“Non fare un c….” means “do nothing”. Mind, it’s a bad word. Fancazzista is used ironically against someone “specialized in doing nothing”. I included it in the list because this word is as widespread as people who deserve it.
“Il Gattopardo” is a classic Italian novel about the decadence of the Sicilian aristocracy, desperate to survive and keep privileges during the Italian revolution in 1860. The spirit of the adjective gattopardesco is in this sentence “Se vogliamo che tutto rimanga come è, bisogna che tutto cambi” if we want to keep everything as it is, we need to change everything. Act as if you want to change but don’t. Typical Sicilian and Italian apparent contradiction.
Italianization of the English “hacked” used in the world of internet and computers.
This word comes from the Neapolitan dialect but it’s now pretty common everywhere. It means “to conspire under one’s breath”, making agreements under the table.
Eat-eat! When powerful people “eat without paying the bill”, or take advantage of their power for stealing money.
Organismo Geneticamente Modificato -> GMO in English
Italianization of “high performing”
Same as in English. It’s used ironically against upper class radical leftists and liberals, philanthropists, philosophers talking about “poor people’s needs”, while they eat caviar at exclusive cocktail parties. Right or wrong, you can hear this analogy every day on Italian TV. I usually change channel…

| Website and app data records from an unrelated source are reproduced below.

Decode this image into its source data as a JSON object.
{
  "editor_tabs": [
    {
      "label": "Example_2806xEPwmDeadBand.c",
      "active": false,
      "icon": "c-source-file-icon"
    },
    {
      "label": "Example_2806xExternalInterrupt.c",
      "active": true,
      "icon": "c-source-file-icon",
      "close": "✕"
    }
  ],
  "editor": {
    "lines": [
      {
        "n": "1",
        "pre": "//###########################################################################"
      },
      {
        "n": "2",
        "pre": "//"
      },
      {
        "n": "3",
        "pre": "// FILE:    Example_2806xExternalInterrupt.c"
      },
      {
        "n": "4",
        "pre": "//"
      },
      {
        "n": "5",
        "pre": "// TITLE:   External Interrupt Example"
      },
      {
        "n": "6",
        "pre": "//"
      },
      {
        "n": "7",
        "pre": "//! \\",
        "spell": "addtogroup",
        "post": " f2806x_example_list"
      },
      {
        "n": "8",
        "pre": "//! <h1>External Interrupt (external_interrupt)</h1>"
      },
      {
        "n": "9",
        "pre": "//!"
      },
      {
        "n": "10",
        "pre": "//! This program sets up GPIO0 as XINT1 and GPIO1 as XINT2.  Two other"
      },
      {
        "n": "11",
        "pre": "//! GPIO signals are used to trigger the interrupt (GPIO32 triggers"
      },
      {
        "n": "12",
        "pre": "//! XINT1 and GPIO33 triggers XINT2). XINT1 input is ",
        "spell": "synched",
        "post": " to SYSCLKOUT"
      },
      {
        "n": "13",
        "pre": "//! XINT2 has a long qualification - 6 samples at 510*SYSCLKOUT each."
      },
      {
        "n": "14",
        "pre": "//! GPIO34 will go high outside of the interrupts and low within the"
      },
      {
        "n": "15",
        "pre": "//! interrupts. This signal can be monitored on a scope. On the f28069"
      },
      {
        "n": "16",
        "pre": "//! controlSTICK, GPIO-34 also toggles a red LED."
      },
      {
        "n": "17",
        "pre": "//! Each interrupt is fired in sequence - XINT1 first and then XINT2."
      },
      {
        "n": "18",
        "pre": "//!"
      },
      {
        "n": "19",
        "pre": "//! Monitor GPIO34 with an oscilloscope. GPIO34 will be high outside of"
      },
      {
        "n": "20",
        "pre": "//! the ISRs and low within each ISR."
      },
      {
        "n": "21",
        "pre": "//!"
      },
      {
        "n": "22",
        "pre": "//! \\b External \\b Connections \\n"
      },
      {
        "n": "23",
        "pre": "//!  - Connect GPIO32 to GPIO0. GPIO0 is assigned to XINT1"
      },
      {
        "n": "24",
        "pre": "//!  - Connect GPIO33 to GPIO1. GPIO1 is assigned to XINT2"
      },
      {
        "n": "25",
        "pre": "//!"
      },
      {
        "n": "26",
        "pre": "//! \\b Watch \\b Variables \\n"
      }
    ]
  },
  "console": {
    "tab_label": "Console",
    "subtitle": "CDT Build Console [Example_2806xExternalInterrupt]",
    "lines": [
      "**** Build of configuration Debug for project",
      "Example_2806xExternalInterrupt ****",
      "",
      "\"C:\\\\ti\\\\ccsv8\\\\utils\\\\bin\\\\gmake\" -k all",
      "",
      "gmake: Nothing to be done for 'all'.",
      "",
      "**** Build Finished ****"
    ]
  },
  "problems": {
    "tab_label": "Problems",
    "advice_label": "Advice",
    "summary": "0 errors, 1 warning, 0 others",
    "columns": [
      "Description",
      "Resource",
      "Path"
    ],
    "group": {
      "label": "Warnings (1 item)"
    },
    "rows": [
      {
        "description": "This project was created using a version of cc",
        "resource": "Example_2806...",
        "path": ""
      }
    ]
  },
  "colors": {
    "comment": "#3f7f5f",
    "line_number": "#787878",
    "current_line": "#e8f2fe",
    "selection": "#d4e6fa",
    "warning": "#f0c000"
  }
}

If you watch Italian TV or read popular Italian facebook pages every day, you will hear and read a lot of those words. I prefer to read books, where I still can find nice and familiar words like nubifragio. Thanks for reading!